A while back, a service I recommend in my book Wealth Virtues, the Stock Advisor from Fool.com recommended Netflix stock (NFLX) as an addition to anyone’s portfolio. I took that advice, mostly on the Fool.com recommendation, but also because of my experience as a new customer.
This past Christmas, St. Nicholas saw fit to grace my children (and ultimately me) with an Xbox 360 Kinect. As far as a gaming system that actually forces you and your family to NOT become couch potatoes due to the motion sensing camera and the Kinect games that force you to move wildly about, this was a great gift. I, however, like the Xbox for a different purpose – to supplement my “skinflint on purpose” cable plan through the use of Netflix. Regardless of what gaming system you own, or even of you access Netflix using a very inexpensive Roku box, Netflix fulfills my lust for TV shows in HD without commercials ( The Office, episodes 1-6 is my current passion) as well as unlimited movies at a very low monthly price of under $8.00.
I really like my cable company, which happens to be Comcast (CMCSA). My downtime in the past three years has been less than a total of 15 minutes, and the bandwidth is phenomenal. I pay about $45 a month for the internet access (for a home based business, this is great), and roughly $22 for something below Basic offering multi-city local channels and ION, Spanish, and a couple of religious channels. I do receive in normal 1080i HD which is nice for football games. Once I hooked up the Xbox and linked it into my secure wireless, I found out about the Netflix option. Yes, for the Xbox, I did have to pay about $50 a year for Xbox Live which gives me access to ESPN and other services, but having unlimited Netflix access streamed through my wireless internet through the gaming consol to my TV for less than $96 a year is cheaper than most monthly cable bills where you have the on demand service that gives you the opportunity to pay for each movie you watch.

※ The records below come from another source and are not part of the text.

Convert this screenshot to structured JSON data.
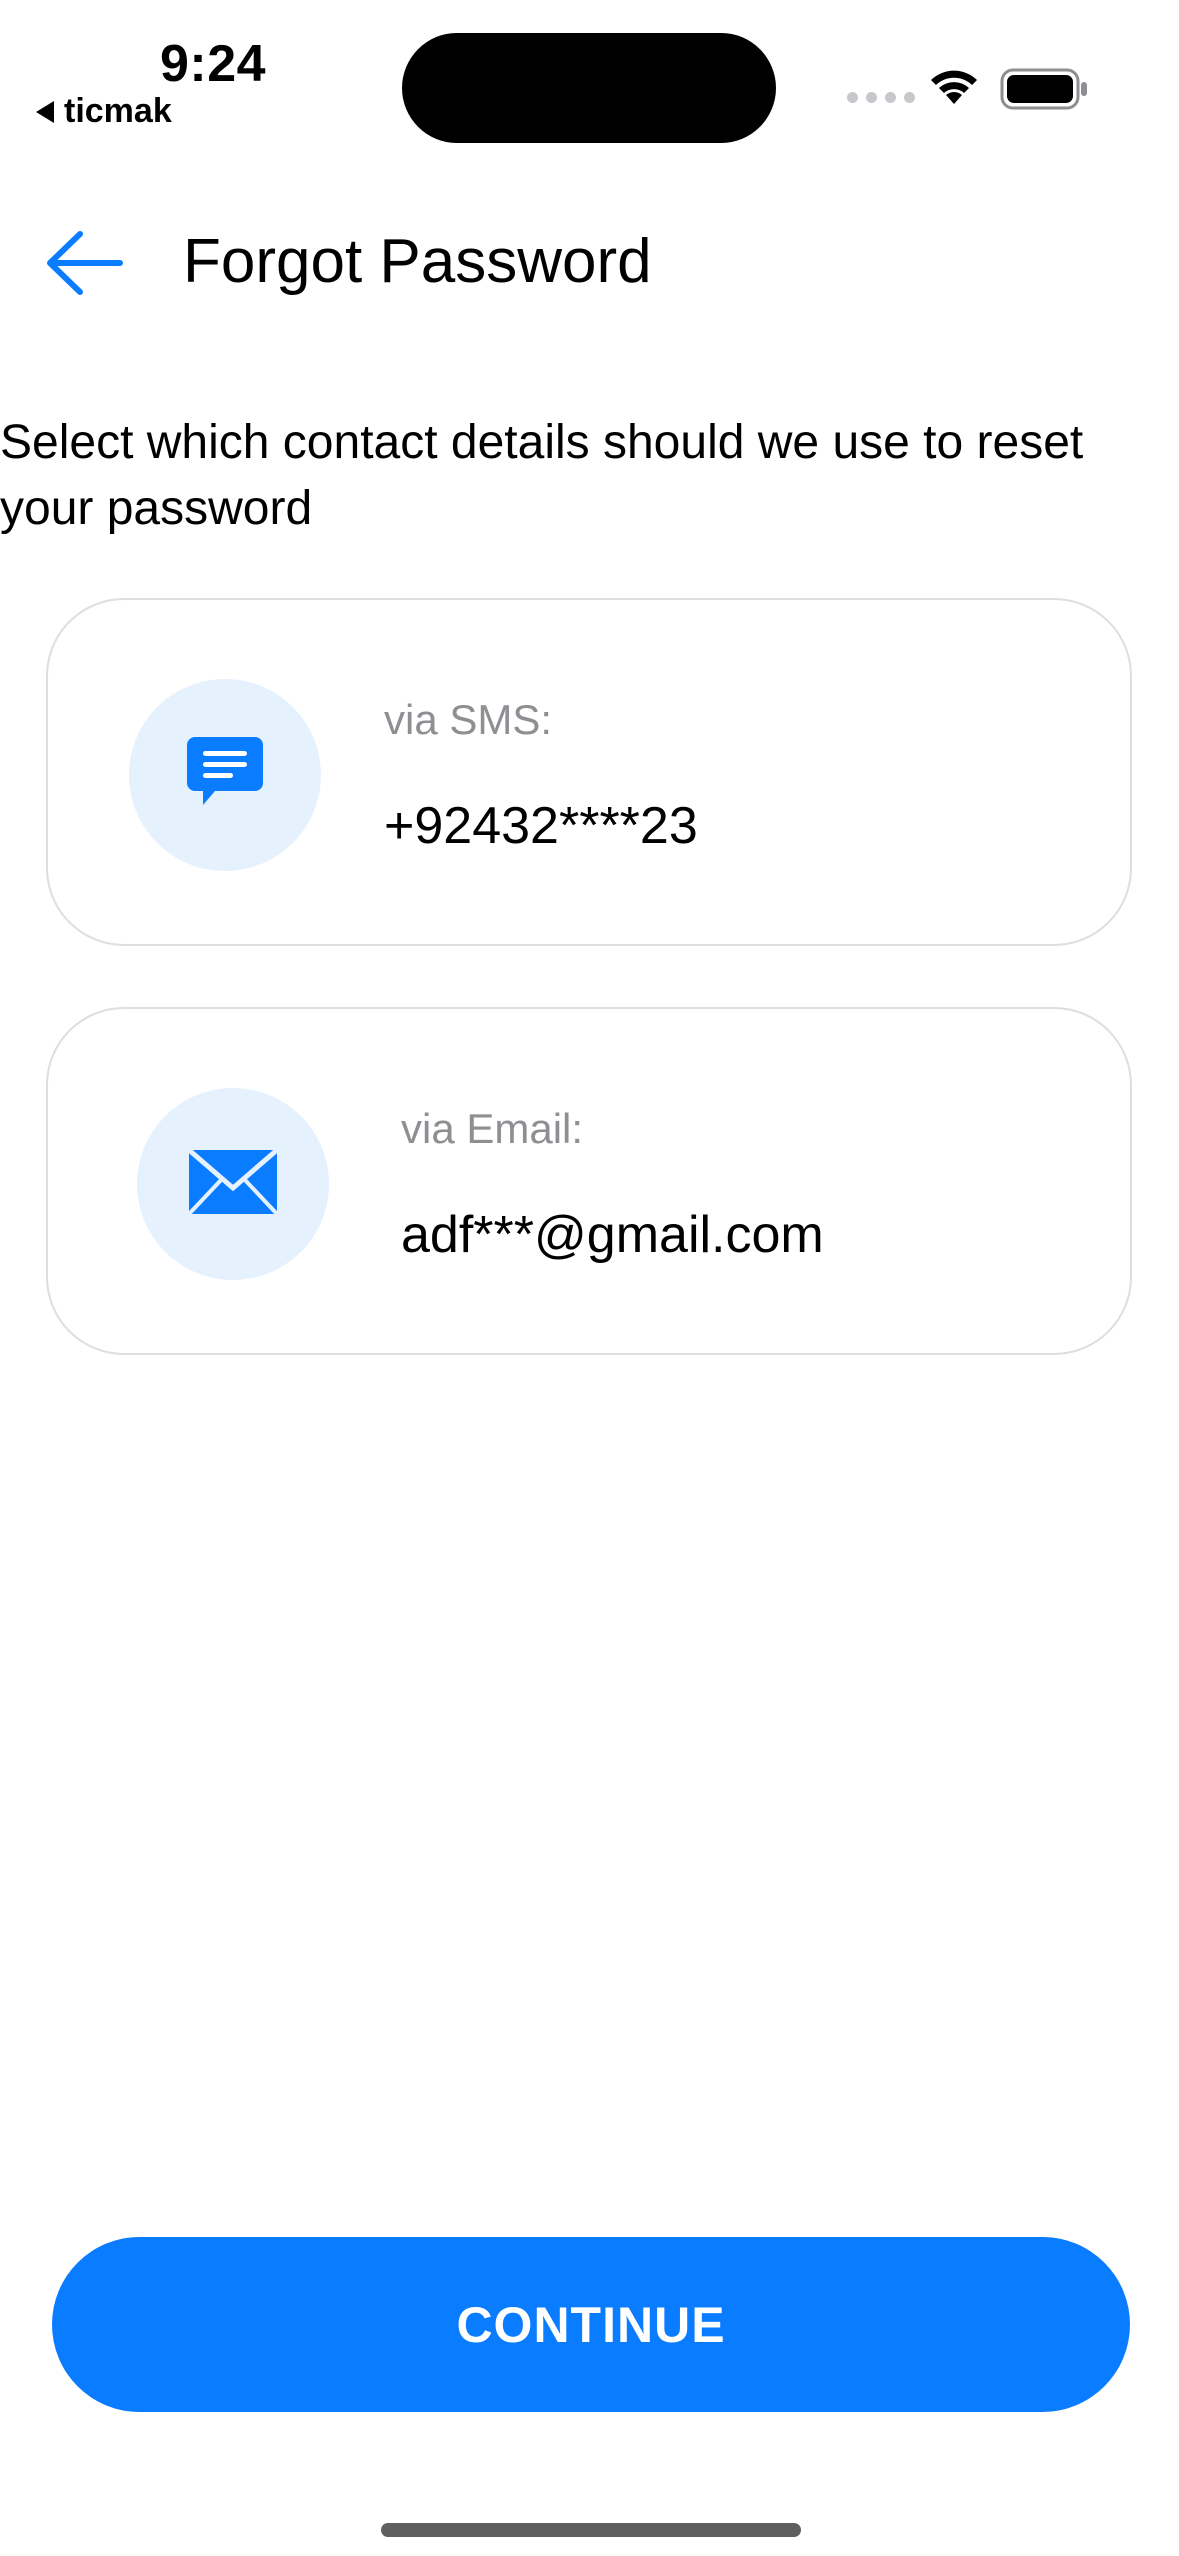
{
  "status_bar": {
    "time": "9:24",
    "back_app": "ticmak"
  },
  "header": {
    "title": "Forgot Password"
  },
  "instruction": "Select which contact details should we use to reset your password",
  "options": [
    {
      "label": "via SMS:",
      "value": "+92432****23",
      "icon": "message-icon"
    },
    {
      "label": "via Email:",
      "value": "adf***@gmail.com",
      "icon": "mail-icon"
    }
  ],
  "continue_label": "CONTINUE",
  "colors": {
    "accent": "#0a7cff",
    "icon_bg": "#e6f1fe",
    "label_gray": "#8e8e93",
    "card_border": "#dedede"
  }
}
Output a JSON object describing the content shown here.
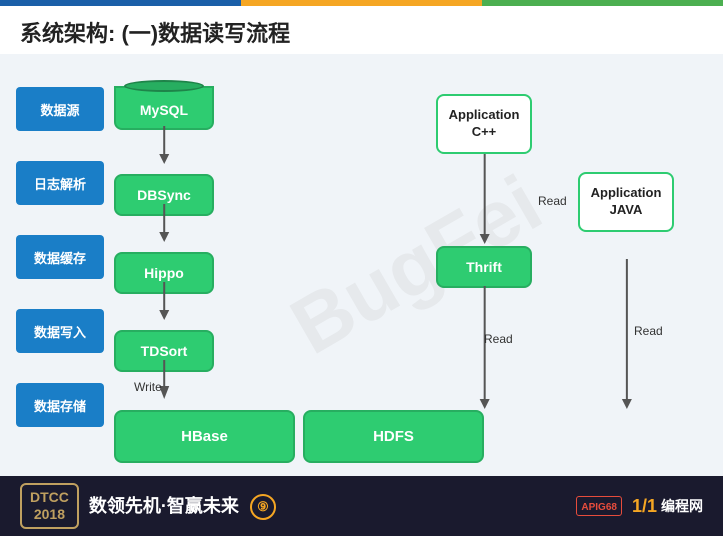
{
  "header": {
    "title": "系统架构: (一)数据读写流程"
  },
  "labels": [
    {
      "id": "datasource",
      "text": "数据源"
    },
    {
      "id": "log-parse",
      "text": "日志解析"
    },
    {
      "id": "data-cache",
      "text": "数据缓存"
    },
    {
      "id": "data-write",
      "text": "数据写入"
    },
    {
      "id": "data-store",
      "text": "数据存储"
    }
  ],
  "flow_nodes": [
    {
      "id": "mysql",
      "text": "MySQL"
    },
    {
      "id": "dbsync",
      "text": "DBSync"
    },
    {
      "id": "hippo",
      "text": "Hippo"
    },
    {
      "id": "tdsort",
      "text": "TDSort"
    }
  ],
  "bottom_nodes": [
    {
      "id": "hbase",
      "text": "HBase"
    },
    {
      "id": "hdfs",
      "text": "HDFS"
    }
  ],
  "app_nodes": [
    {
      "id": "app-cpp",
      "text": "Application\nC++"
    },
    {
      "id": "app-java",
      "text": "Application\nJAVA"
    }
  ],
  "thrift": {
    "id": "thrift",
    "text": "Thrift"
  },
  "labels_arrows": {
    "write": "Write",
    "read1": "Read",
    "read2": "Read",
    "read3": "Read"
  },
  "footer": {
    "dtcc_year": "DTCC",
    "dtcc_num": "2018",
    "slogan": "数领先机·智赢未来",
    "circle_icon": "⑨",
    "kpi_text": "APIGS...",
    "coding_icon": "1/1",
    "coding_text": "编程网"
  },
  "watermark": "BugFei"
}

Bottom line: I get everything I want to see from Netflix without the ridiculous cable bill, but still fantastic service from Comcast.
There must have been a lot of folks like me, and decided that the streaming services from Netflix was absolutely wonderful. Just after I started as a customer with Netflix on 26 December 2010, I thought about the Fool.com recommendation and made a considerable investment in Netflix on the 27th. The earnings report for Netflix on January 27, 2010 was so good that the stock popped 15% that day.
Sometimes, it’s OK to believe in Santa and listen to Fools. Happy New Year!
Disclusure: At the time of this writing, James Ward owns shares of Netflix, but does not own shares of Comcast nor Microsoft.